_Exercise instructions:_
Each entry, in full: copy it out exactly.

_Input data:_
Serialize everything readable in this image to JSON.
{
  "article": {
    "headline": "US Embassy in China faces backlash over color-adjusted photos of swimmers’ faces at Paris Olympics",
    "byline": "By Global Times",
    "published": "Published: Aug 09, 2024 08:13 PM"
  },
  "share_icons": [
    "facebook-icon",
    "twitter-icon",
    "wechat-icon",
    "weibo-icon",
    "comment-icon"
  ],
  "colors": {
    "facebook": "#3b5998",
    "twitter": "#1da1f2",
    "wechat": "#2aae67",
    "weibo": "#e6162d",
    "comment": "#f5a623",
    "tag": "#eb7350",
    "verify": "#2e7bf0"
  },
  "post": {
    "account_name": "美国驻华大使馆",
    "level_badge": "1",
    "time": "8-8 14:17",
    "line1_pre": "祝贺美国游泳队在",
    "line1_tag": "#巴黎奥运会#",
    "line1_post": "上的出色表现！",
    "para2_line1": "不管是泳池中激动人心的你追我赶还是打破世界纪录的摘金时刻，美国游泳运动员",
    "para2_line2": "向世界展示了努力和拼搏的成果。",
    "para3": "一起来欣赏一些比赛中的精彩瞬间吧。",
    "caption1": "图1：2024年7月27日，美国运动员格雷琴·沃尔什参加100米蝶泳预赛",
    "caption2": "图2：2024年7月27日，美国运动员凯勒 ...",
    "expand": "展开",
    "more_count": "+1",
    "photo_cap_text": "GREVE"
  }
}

_Your solution:_
Serialize everything readable in this image to JSON.
{
  "article": {
    "headline": "US Embassy in China faces backlash over color-adjusted photos of swimmers’ faces at Paris Olympics",
    "byline": "By Global Times",
    "published": "Published: Aug 09, 2024 08:13 PM"
  },
  "share_icons": [
    "facebook-icon",
    "twitter-icon",
    "wechat-icon",
    "weibo-icon",
    "comment-icon"
  ],
  "colors": {
    "facebook": "#3b5998",
    "twitter": "#1da1f2",
    "wechat": "#2aae67",
    "weibo": "#e6162d",
    "comment": "#f5a623",
    "tag": "#eb7350",
    "verify": "#2e7bf0"
  },
  "post": {
    "account_name": "美国驻华大使馆",
    "level_badge": "1",
    "time": "8-8 14:17",
    "line1_pre": "祝贺美国游泳队在",
    "line1_tag": "#巴黎奥运会#",
    "line1_post": "上的出色表现！",
    "para2_line1": "不管是泳池中激动人心的你追我赶还是打破世界纪录的摘金时刻，美国游泳运动员",
    "para2_line2": "向世界展示了努力和拼搏的成果。",
    "para3": "一起来欣赏一些比赛中的精彩瞬间吧。",
    "caption1": "图1：2024年7月27日，美国运动员格雷琴·沃尔什参加100米蝶泳预赛",
    "caption2": "图2：2024年7月27日，美国运动员凯勒 ...",
    "expand": "展开",
    "more_count": "+1",
    "photo_cap_text": "GREVE"
  }
}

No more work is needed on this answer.